Set down the data below once more, precisely as it reads.

Data entries
_____

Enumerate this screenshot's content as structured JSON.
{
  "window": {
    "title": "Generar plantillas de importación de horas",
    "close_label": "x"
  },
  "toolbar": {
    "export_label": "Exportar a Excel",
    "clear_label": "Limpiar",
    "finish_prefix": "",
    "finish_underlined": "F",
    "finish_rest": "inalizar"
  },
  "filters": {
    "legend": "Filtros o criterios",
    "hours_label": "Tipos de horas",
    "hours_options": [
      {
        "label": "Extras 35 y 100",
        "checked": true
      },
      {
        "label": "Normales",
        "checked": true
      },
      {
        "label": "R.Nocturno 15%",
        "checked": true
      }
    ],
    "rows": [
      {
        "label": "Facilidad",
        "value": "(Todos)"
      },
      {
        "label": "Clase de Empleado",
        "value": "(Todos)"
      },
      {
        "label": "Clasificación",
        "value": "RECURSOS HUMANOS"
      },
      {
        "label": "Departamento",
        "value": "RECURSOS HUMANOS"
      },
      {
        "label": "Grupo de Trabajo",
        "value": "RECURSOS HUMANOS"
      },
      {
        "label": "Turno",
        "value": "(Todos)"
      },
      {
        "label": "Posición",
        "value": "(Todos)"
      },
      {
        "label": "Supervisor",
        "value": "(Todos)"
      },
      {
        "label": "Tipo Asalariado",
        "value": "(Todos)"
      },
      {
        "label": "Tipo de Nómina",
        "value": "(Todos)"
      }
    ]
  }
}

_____

Problem solution:
Enumerate this screenshot's content as structured JSON.
{
  "window": {
    "title": "Generar plantillas de importación de horas",
    "close_label": "x"
  },
  "toolbar": {
    "export_label": "Exportar a Excel",
    "clear_label": "Limpiar",
    "finish_prefix": "",
    "finish_underlined": "F",
    "finish_rest": "inalizar"
  },
  "filters": {
    "legend": "Filtros o criterios",
    "hours_label": "Tipos de horas",
    "hours_options": [
      {
        "label": "Extras 35 y 100",
        "checked": true
      },
      {
        "label": "Normales",
        "checked": true
      },
      {
        "label": "R.Nocturno 15%",
        "checked": true
      }
    ],
    "rows": [
      {
        "label": "Facilidad",
        "value": "(Todos)"
      },
      {
        "label": "Clase de Empleado",
        "value": "(Todos)"
      },
      {
        "label": "Clasificación",
        "value": "RECURSOS HUMANOS"
      },
      {
        "label": "Departamento",
        "value": "RECURSOS HUMANOS"
      },
      {
        "label": "Grupo de Trabajo",
        "value": "RECURSOS HUMANOS"
      },
      {
        "label": "Turno",
        "value": "(Todos)"
      },
      {
        "label": "Posición",
        "value": "(Todos)"
      },
      {
        "label": "Supervisor",
        "value": "(Todos)"
      },
      {
        "label": "Tipo Asalariado",
        "value": "(Todos)"
      },
      {
        "label": "Tipo de Nómina",
        "value": "(Todos)"
      }
    ]
  }
}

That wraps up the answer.